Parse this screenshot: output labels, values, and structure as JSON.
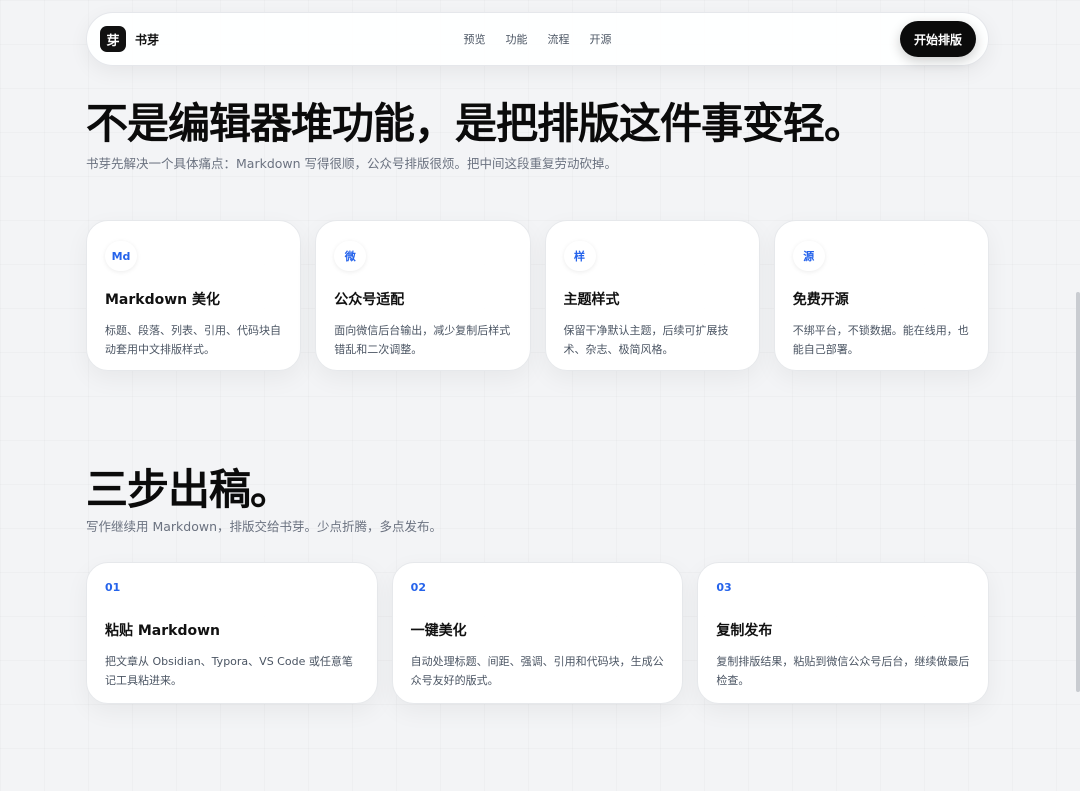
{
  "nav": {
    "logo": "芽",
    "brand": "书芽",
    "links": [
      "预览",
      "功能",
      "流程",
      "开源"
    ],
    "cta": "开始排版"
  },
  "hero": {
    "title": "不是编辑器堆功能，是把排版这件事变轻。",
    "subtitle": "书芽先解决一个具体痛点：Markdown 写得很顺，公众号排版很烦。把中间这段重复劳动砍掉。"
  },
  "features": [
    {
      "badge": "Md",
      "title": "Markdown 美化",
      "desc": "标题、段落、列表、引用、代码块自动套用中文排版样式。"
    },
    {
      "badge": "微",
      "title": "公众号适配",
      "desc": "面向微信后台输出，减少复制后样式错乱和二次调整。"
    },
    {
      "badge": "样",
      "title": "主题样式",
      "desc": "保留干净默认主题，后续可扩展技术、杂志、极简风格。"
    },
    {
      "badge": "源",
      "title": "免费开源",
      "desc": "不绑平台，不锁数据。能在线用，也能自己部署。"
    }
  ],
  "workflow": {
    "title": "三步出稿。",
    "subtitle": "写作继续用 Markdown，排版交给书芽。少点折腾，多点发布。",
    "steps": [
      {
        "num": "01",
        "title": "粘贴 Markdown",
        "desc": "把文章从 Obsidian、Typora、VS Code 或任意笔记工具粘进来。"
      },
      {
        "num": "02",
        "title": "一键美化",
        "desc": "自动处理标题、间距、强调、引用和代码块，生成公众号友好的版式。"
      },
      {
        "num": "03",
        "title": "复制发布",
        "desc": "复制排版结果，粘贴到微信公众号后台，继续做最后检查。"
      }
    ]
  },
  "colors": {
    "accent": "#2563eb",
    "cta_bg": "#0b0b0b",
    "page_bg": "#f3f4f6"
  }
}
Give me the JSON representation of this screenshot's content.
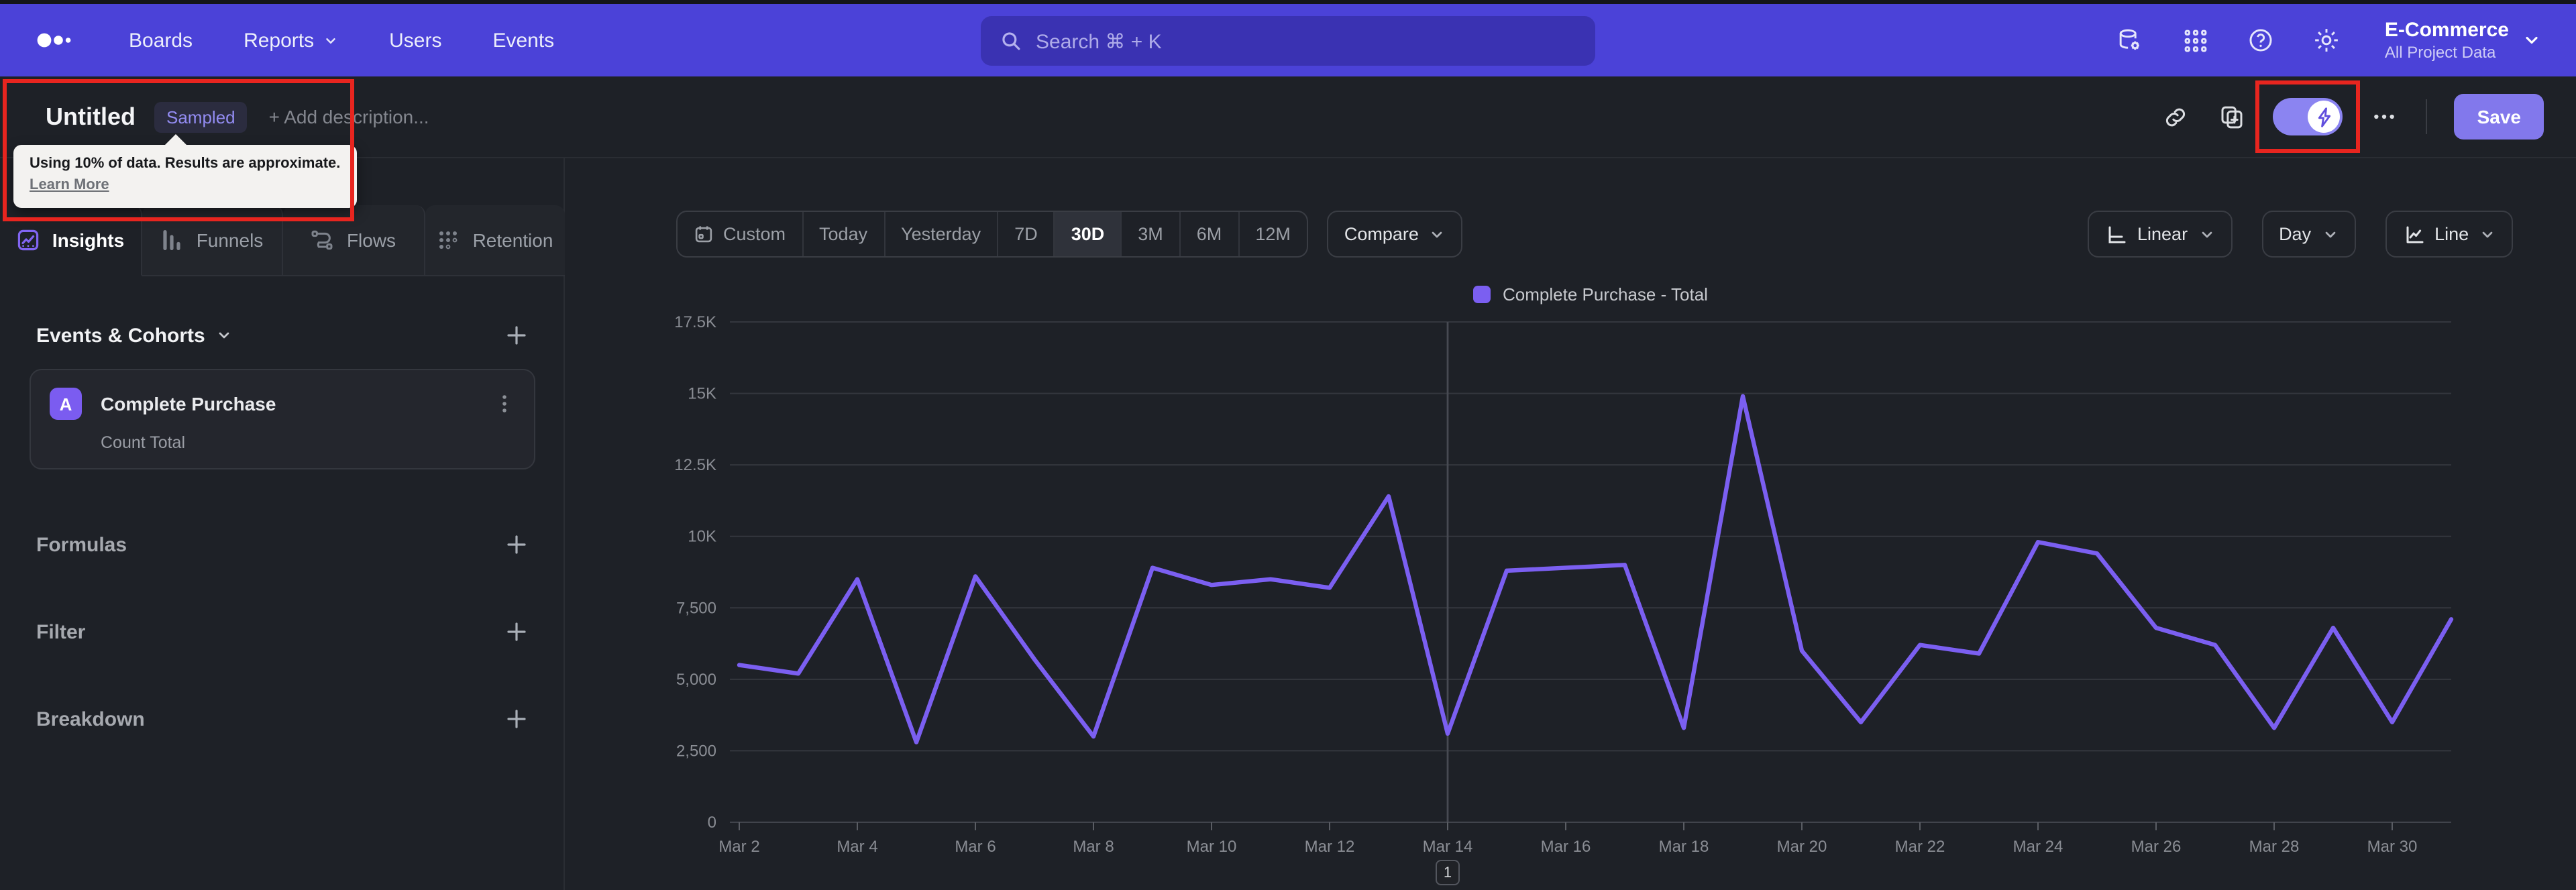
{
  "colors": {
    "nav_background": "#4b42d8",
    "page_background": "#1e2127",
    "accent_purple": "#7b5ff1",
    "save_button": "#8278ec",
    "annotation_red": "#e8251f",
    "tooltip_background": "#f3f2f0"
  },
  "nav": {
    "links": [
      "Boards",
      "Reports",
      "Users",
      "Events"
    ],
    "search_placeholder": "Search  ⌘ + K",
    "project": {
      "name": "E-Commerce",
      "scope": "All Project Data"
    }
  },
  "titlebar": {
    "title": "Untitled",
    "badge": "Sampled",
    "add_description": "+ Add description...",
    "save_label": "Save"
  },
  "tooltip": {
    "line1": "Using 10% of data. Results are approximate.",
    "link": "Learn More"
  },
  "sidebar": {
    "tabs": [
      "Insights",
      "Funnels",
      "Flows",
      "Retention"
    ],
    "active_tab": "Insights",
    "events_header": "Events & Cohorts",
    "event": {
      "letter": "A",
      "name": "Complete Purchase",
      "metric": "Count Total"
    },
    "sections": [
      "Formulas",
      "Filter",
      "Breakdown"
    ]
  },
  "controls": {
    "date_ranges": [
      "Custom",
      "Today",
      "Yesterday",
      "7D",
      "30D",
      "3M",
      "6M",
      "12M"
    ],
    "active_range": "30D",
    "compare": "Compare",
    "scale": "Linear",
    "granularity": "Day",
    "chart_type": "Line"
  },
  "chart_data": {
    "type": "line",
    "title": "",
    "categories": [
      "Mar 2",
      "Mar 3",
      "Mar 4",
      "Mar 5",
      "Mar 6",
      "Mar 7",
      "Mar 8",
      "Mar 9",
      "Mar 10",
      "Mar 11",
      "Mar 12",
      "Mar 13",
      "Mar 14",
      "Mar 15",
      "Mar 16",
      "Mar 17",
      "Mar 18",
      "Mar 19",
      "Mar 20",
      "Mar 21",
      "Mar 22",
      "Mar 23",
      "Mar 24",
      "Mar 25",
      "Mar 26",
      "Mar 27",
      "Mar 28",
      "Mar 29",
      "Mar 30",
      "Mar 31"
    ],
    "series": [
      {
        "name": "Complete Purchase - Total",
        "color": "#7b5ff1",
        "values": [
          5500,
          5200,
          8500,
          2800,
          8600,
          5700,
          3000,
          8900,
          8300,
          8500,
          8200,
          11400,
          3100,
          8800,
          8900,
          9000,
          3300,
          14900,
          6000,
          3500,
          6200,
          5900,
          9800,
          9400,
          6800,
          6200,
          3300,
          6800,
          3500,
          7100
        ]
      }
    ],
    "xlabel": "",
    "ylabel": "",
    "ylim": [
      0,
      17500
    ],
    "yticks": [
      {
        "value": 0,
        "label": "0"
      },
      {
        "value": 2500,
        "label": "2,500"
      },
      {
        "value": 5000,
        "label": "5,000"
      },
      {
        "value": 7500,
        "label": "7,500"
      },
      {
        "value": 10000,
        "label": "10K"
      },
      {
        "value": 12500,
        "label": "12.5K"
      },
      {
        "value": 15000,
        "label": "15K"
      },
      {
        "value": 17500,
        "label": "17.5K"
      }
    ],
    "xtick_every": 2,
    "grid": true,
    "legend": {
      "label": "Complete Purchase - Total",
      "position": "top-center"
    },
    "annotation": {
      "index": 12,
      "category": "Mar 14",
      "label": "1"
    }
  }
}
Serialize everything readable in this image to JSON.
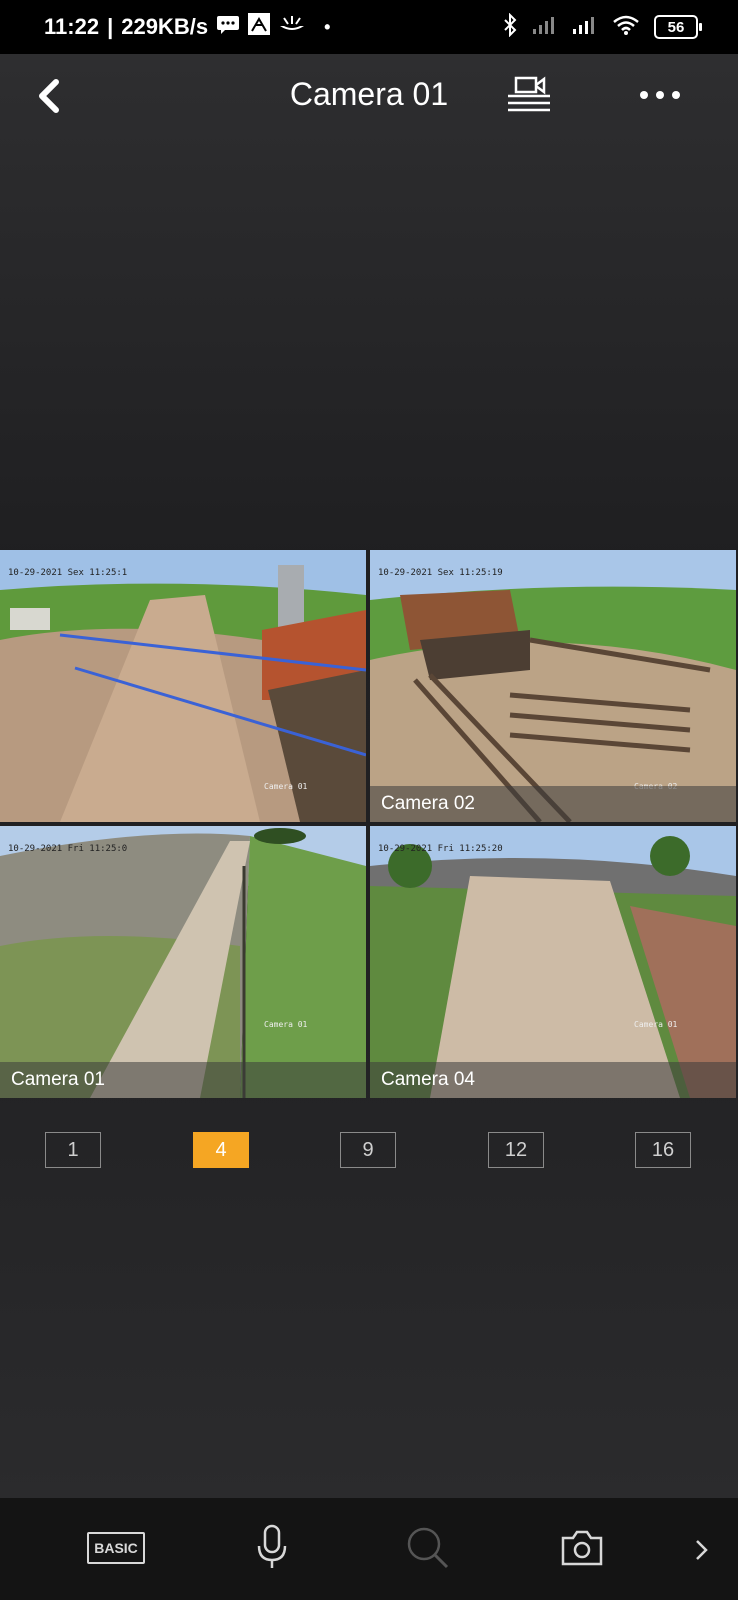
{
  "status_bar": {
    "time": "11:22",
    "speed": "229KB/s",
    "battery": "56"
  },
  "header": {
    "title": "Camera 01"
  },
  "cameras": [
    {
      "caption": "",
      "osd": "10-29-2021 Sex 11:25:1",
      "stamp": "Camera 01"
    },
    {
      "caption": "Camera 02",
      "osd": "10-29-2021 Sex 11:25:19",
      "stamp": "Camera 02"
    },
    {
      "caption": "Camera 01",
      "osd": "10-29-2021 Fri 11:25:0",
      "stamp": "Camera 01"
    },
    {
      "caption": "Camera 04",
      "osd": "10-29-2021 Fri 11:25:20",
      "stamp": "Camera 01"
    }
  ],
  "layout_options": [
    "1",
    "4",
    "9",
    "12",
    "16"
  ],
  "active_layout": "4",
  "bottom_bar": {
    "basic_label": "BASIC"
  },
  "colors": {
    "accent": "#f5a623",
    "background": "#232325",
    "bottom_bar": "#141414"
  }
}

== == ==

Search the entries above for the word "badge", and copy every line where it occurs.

YOUR SOLUTION:
      "badge": "Md",
      "badge": "微",
      "badge": "样",
      "badge": "源",
    "badge": "Sampled",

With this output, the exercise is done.